HANNAH, Artist and Community Activist: I had the opportunity to assist in filming the shoot for US THEM WE. It was really exciting to hear about the vision for the video and then get to see it come alive. The goal in conducting Michelle’s vision is not to point a finger at people who don’t view homeless people with compassion, which I think is key to real change. Rather, the goal is to provide an experience for people that may change the way they view and interact with others, or to further strengthen it. The opportunity for participation was given, plain and simple. Those who chose to participate were surprised by how transformative the experience really was. Myself included.

I have been volunteering at the Union Gospel Mission for some time now, so I came into the experience feeling more comfortable than most who don’t have experience working with the homeless. Yet, the physical closeness of the choreography with another person was much more vulnerable than I expected it to be. The most challenging yet soul-reaching part for me was gazing into the other person’s eyes for a prolonged amount of time. Part of my job was to help teach each participant the choreography before they jumped into it with their filming partner. I remember my first experience I had with one of the participants. I was nervous and blushing a bit. There was a bright burst of sunshine coming from behind him, and I noticed how beautiful his blue eyes were. Yet, I felt the urge to look away as he was looking just as intently at mine with a kind smile. I wondered what he saw in me. It was a beautiful moment of peace and appreciation for the other person and whoever they may be. I think that is what was so transformative about the project. The choreography was eerily very bonding. After many of the shoots we were all laughing or hugging each other as though we were family. There was a sense of love and acceptance that transcended any prior distrust or negative feelings. It was humanizing to the artists and homeless alike. I am thankful I got to be a part of something so honoring to people and rewarding for all involved.
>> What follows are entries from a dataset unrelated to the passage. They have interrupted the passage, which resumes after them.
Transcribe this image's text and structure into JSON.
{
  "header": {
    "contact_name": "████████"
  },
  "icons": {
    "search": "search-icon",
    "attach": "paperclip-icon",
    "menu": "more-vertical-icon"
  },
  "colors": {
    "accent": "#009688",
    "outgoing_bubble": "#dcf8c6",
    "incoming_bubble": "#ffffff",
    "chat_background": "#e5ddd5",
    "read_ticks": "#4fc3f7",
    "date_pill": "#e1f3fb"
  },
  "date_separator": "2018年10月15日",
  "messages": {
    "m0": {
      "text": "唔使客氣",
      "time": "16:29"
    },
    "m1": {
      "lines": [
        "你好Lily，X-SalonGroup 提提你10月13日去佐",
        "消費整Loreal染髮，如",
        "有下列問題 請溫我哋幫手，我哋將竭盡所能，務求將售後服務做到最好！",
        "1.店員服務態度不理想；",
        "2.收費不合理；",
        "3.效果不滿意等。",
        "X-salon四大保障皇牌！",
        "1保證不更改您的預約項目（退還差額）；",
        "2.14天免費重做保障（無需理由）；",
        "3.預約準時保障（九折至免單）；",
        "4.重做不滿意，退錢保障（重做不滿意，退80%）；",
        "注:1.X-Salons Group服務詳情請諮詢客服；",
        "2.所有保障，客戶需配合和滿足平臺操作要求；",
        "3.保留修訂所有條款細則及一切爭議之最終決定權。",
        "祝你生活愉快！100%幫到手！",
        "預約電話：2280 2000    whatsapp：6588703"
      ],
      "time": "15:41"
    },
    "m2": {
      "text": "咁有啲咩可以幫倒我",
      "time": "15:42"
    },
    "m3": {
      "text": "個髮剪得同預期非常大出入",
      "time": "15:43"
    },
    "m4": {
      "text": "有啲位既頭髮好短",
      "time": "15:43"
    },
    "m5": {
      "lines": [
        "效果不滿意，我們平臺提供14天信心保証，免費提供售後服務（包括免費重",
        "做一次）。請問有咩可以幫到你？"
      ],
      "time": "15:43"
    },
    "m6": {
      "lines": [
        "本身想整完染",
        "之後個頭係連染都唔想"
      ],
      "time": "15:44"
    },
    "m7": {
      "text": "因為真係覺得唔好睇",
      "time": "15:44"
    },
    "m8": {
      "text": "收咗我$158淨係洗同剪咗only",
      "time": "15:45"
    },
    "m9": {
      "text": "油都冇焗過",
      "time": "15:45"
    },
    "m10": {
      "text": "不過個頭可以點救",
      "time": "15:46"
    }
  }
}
SUCCESSION Video: US THEM WE | 2015 | SUCCESSION: The Exchange Project